A lot has been happening in Sergei’s life recently that’s been breaking my heart on his behalf. Every defensive and protective impulse in me (and I’ve got a lot) has been aching to shield him but that’s neither appropriate nor possible. All I can really do is pray. I’ve been doing lots of praying. Still, the timing for this heartache makes it all the more devastating, in my opinion.
I’ll admit, I’m a romantic. I strongly believe that the Christmas season is sacred. It should be set apart as a time of year that is especially delightful. Full of delicious food, lovely decorations, awkward/enjoyable gatherings, last minute shopping and, most of all, gift giving and great conversations (my two favorite things). It’s a time when those we love and those who love us are meant to draw near to us. Not withdraw. It’s not supposed to be lonely or dreary or sad. Maybe a little stressful, frantic and tiring. But not depressing.
I know Sergei isn’t the only one who may have a less than magical holiday season. For many people, this is the most depressing time of year. That never strikes me as less than tragic. All I can really say is that it shouldn’t be, with a sort of childlike innocence as if I could make right what is wrong through that simple declaration. If only I could.

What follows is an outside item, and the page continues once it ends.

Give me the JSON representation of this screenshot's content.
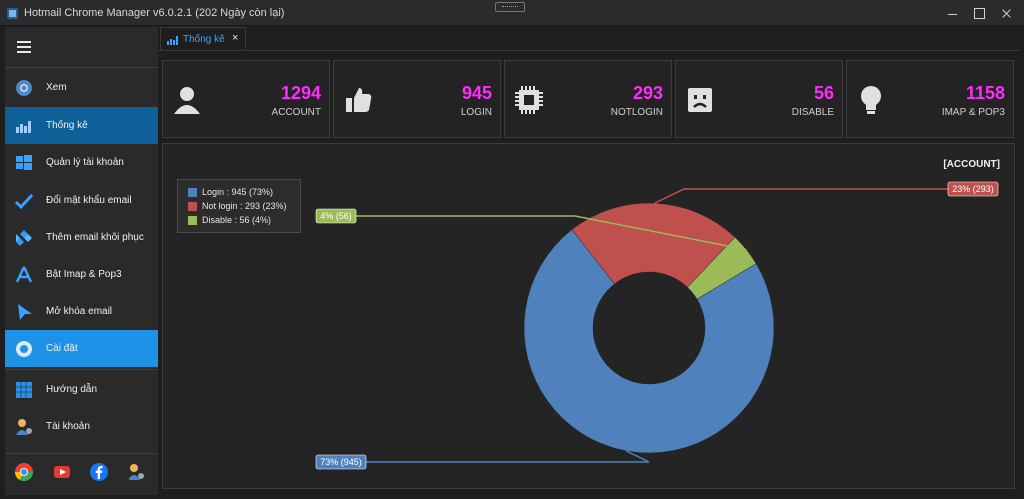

In Gilead the narrator John Ames states, “Augustine says the Lord loves each of us as an only child, and that has to be true. ‘He will wipe the tears from all faces.’ It takes nothing from the loveliness of the verse to say that is exactly what will be required.” It feels necessary to repeat, that is exactly what will be required. Sometimes I wish that I could wipe the tears from all faces.
This isn’t the first Christmas season that I’ve meditated on the brokenness of the world. Last year, I followed up the holiday with my post Why Hasn’t Oppression Ceased? as I found myself dwelling on words from “O Holy Night.” But there was a greater emotional remove. There is a profound difference between the compassion you can feel for nameless people and the compassion you feel for someone in your life. Especially when you’re as fiercely protective as I am.
Re-reading the nativity stories, I’ve been reminded that the Christmas story itself has a bittersweet quality. Not long after the Magi leave Jesus, Matthew tells us “A voice is heard in Ramah, weeping and great mourning, Rachel weeping for her children and refusing to be comforted, because they are no more.” In Luke, when baby Jesus is first presented at the temple, Mary is warned that a sword will piece her own heart. A prophesy I’ve always taken to foreshadow both that she’ll be pieced with conviction by her son’s teachings and heartbroken by his death.
I came across a quote from Tim Keller’s book Reason for God about Jesus’ ministry that aptly applies to our hope at Christmas time as well. He states, “Jesus’ miracles in particular were never magic tricks, designed only to impress and coerce. You never see him say something like ‘See that tree over there? Watch me make it burst into flames!” Instead, he used miraculous power to heal the sick, feed the hungry, and raise the dead. Why? We modern people think of miracles as the suspension of the natural order, but Jesus meant them to be the restoration of the natural order. The Bible tells us that God did not originally make the world to have disease, hunger, and death in it. Jesus has come to redeem where it is wrong and heal the world where it is broken. His miracles are not just proofs that he has power but also wonderful foretastes of what he is going to do with that power. Jesus’ miracles are not just a challenge to our minds, but a promise to our hearts, that the world we all want is coming.”
Isn’t this promise to heart what we are really singing about at Christmas? We are longing for heaven and nature to sing praise in unison for a world without loss or loneliness. Without sickness or death. At this time of year we celebrate love, joy and peace not only because they are so scarce but because they are a foretaste of what we’re looking forward to.
While I’m inclined to be more like John Ames in Gilead, both in awe of this world and groaning with it for healing and restoration, I’m finding myself more resolved than ever to spread holiday cheer this season. I cannot single-handedly save this world, or shoulder anyone else’s suffering (as much as I might like to), I can bless others by being loving, joyful and giving.* By living into the promise of a new world. That itself offers some comfort.
*As someone for whom gifts is one of my primary love languages, I don’t underestimate the value of a thoughtful/playful gift.